Struthio camelus massaicus
Height: Males up to 8 feet. Females are somewhat shorter. Weight: Up to 160 pounds. The ostrich is the largest living bird, and also the heaviest. The head is small in relation to the size of the bird, but its huge eyes, protected by long, black eyelashes, are the largest of any terrestrial vertebrate, with a diameter of 2 inches. The feathers are unusual in that the barbs are loose, due to the absence of hooks on the barbules, and the plumage is soft and smooth. They are unable to water-proof their feathers, which tend to become sodden in rain.
There are only two toes, the inner of which is thick and strong. This is an adaptation for running, and helps make the ostrich the fastest runner in the bird world. It also has great stamina, and can keep up a speed of 31 miles per hour for over 30 minutes. They use the wings for balance at high speeds.
The male is mostly black, but the wings and tail are nearly pure white. The female is much more drab. Her body feathers are brown with pale fringes, with the wings and tail a dirty white. Juvenile plumage is similar to the female’s. During the breeding season the pink of the male’s neck becomes much brighter.
Class: Bird (Aves)
Range: Southern Kenya - Tanzania
Habitat: Open, semi-arid plains, from desert to savanna; also open woodland. Does not require standing water.
Lifespan: 30 to 40 years
Wild Diet: Small animals, fruit, grass, vegetation
Zoo Diet: Dry dog food, scratch grain, gamebird chow, trout chow, turkey growena, calf manna, ground meat, lettuce, grit and oyster shell, sweet feed (oats, molasses, etc.)

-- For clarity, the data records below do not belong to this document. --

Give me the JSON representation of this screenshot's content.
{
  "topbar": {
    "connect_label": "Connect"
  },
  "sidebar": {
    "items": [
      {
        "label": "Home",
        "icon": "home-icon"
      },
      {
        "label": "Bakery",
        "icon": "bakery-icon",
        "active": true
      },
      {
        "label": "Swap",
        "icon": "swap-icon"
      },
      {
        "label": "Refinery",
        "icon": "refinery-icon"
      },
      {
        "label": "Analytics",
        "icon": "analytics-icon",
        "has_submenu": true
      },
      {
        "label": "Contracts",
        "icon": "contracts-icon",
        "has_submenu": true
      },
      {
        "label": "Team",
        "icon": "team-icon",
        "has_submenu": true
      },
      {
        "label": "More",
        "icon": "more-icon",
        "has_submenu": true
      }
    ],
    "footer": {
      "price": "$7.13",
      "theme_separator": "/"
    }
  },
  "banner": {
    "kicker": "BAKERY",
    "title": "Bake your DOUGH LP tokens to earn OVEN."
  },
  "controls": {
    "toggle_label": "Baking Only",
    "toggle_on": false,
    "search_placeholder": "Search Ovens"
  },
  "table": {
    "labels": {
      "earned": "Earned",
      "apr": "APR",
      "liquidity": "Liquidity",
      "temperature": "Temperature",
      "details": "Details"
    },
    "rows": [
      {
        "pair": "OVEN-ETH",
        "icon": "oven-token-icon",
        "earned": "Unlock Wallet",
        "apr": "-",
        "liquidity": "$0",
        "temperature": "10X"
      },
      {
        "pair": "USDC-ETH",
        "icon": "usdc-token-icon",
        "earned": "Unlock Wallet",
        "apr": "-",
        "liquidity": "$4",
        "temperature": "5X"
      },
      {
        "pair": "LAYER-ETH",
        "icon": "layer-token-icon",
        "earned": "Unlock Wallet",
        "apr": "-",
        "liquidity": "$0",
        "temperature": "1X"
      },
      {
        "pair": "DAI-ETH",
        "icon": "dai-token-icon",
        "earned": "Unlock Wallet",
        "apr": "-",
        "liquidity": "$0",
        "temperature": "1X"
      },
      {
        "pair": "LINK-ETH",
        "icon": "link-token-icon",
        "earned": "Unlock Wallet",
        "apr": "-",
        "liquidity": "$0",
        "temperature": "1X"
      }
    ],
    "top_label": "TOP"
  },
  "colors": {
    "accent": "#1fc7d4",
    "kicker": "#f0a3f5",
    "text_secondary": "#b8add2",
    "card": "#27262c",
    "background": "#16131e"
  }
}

Ostriches are diurnal, the daily activity beginning shortly after sunrise and ending soon after sunset. They may cover great distances searching for food. At night they roost at regular communal sites. Individuals of a group are always within sight and hearing of each other, but may be varying distances apart. They squat with the necks raised most of the night, although the eyes are closed. The ostrich is gregarious, and this may have evolved as a defense strategy. They form groups of up to 100 birds. Each group has its own sites for feeding, roosting and dust-bathing, and tends to avoid contact with other groups. There is a pecking order with dominant males and females, which are copied in their activities by other members of the group. There are frequent social interactions between individuals, and sometimes short fights. They are polygamous, each cock having a harem of 3 to 5 hens. The hens lay in a common nest scraped out of the ground, and together lay up to 30 eggs.
Shell of the ostrich egg (one-sixteenth of an inch in thickness) is so strong that a man may walk, even stomp, upon the clutch, and cause no harm. An ostrich egg equals about 24 hen eggs but is only 1.5 % of the females weight. For the Egyptian Vulture, the contents of an ostrich egg are a delectable challenge; the vulture has learned to throw stones at the egg until it cracks. A female can lay up to eight eggs, each weighing two to three pounds.
Gestation: 42 to 46 days
Litter: Clutch Size: 2-11 yellowish eggs, approximately 5 inches
Conservation Status: Least Concern
- The popular belief that ostriches bury their heads in the sand when in danger is erroneous, and has never been recorded. When no other form of escape is evident, a bird may sit down with the head and neck stretched out on the ground in front of it in the hope of being overlooked by its pursuer.
- An ostrich can only kick forward. It uses its powerful legs to run away from or to cut open a predator in self-defense.
- The Genus name, Struthio, is Latin, meaning 'an ostrich.' The species name, camelus, is Latin for 'a camel': 'a camel-like ostrich.' It is a suitable name for this fast-running bird. The sub-species name refers to the Masai natives of southern Africa.